- [Goal of the exercise]: In the entries that follow, how many lines contain "root"? Answer with the number only.

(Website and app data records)
#####

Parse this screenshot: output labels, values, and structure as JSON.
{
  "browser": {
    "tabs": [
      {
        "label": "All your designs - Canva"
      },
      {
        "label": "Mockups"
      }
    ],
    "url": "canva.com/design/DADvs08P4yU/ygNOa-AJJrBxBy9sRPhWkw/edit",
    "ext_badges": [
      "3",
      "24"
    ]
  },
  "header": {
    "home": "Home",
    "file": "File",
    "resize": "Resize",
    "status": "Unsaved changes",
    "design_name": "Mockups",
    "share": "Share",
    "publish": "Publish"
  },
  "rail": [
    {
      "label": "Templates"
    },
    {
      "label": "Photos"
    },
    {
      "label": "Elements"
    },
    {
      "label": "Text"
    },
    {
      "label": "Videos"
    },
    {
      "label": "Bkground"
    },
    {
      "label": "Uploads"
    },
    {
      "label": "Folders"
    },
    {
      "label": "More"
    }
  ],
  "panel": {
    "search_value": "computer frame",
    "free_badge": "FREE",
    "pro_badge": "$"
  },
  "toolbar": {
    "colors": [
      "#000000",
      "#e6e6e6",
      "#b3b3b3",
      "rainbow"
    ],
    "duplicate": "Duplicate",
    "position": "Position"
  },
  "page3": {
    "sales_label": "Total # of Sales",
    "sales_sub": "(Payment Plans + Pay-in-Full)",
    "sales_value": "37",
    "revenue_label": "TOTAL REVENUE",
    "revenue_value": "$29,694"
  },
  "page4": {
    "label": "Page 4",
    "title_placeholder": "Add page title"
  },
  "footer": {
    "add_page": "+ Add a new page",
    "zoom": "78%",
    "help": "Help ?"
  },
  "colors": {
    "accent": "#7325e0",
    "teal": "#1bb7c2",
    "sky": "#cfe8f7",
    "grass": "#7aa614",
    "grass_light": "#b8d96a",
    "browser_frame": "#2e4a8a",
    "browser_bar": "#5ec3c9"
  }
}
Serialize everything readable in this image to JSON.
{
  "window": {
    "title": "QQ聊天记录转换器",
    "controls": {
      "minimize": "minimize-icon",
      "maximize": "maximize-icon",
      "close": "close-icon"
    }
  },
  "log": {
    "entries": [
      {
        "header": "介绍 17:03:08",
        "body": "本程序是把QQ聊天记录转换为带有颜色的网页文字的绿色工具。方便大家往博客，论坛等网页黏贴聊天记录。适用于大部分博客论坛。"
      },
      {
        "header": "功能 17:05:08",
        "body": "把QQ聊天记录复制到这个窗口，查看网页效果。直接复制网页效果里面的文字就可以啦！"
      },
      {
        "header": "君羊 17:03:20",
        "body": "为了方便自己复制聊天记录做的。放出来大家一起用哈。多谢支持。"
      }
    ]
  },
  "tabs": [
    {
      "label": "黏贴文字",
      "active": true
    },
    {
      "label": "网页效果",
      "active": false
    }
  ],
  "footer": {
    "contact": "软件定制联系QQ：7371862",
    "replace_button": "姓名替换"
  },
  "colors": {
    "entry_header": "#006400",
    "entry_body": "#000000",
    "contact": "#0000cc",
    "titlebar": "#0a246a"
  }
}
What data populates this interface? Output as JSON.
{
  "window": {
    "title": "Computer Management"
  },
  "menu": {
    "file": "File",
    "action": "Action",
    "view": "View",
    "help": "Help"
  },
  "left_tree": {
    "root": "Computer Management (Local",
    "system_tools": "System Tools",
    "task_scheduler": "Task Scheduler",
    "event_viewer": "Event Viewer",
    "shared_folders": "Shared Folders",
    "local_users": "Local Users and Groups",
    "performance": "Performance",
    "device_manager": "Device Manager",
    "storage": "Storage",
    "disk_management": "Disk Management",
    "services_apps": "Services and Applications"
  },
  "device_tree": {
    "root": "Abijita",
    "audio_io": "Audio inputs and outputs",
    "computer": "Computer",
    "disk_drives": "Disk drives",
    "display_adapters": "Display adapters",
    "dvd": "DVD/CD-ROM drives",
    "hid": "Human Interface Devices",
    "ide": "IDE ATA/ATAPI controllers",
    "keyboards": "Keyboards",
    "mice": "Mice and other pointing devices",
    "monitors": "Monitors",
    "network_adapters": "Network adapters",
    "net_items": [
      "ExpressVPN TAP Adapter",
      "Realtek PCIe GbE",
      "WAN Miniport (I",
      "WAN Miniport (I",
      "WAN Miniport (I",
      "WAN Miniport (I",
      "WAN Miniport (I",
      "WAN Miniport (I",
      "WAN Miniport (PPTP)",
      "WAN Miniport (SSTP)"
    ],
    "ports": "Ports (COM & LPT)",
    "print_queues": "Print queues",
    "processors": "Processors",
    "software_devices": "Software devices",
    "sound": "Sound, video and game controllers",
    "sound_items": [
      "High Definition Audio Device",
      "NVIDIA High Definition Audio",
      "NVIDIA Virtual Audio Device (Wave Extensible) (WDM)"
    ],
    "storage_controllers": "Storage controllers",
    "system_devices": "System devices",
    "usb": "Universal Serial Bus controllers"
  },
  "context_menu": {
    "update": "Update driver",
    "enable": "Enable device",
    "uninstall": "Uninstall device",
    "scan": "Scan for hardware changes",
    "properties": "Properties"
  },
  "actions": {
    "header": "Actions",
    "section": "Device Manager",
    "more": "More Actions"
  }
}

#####

- [Solution for this exercise]: 2